By the end of the evening, we “contributed” a modest amount to that total.
The auction was at the Luther Auction House in North St. Paul, not far from our house. My wife is interested in things like that — antiques, auctions and felons — so we went over Monday afternoon during the preview period to check it out.
We weren’t planning to stay for the actual auction at 6 p.m., but after looking things over — and realizing there was only an hour left to showtime — we went across the street to the Polar Lounge for one of those tiny $1 tap beers.
We got back as Tracy Luther started the auction right at 6, with maybe 175 people in chairs and standing around.
The third item offered was a leather desk-sized boxing punching bag.
Luther started the bidding by saying: “I bet there’s some Tom Petters DNA on there somewhere. From his fist.”
The winning bid: $60.
There was lots of art and sports memorabilia, including many hats and posters from Super Bowl XLII in 2008, including two photos of Petters with Michael Strahan, then with the champion New York Giants (and now with Kelly Ripa).
Luther said: “It’s signed by Strahan: ‘From one champ to another.'”
Someone from the audience called out: “You mean ‘Chump’ …”
It went for $80.
A Timberwolves jersey, XL, still in its plastic wrapping, went for $35.
All of Monday’s winning bids are online at the Luther site; the first 86 are the Petters’ items. Many of the others are sports cards and such from the late radio personality Dark Star’s collection.
Winning bidders had to sign a three-page disclaimer sheet from the Justice Department, confirming that they were not involved in the Petters case in any way.
While we were perusing the auction items beforehand, we’d noticed a very large piece of art on the wall, called “Reclining Bird,” and signed by Barb Oak. We’d never heard of her (and still can’t find anything online about her.) And while the tannish piece was interesting, it was really too big — 40 inches by 60 inches — for display in any normal-sized house.

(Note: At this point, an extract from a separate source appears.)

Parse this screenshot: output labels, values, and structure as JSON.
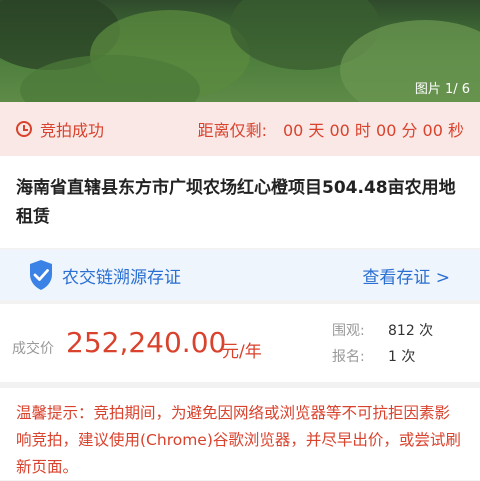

But there was a guy keeping a close eye on it, and then he called someone and was describing it in great detail, the colors, the size, the textures. He stayed on the line for a long, long time, so we figured he was one of those experts on the PBS shows who knows the value of auction items and might have found a deal.
When Item 32, the Reclining Bird, came up, my wife leaned over and said she wanted to be able to say she’d bid on something at the Petters auction, so she planned to jump in early on the Bird and up the price for the “expert” who’d been scoping it out.
Opening bid was $50. She held up her bidding number at $60. “Sixty dollars, the lady on the side,” Luther said.
And then, before we could take a big swallow, Luther says: “Going, going, gone. $60 to the lady on the side.”
Oh, my. Good thing we had the van.
It may not be valuable, and we sure don’t have a place for it, but it’s kind of a good story.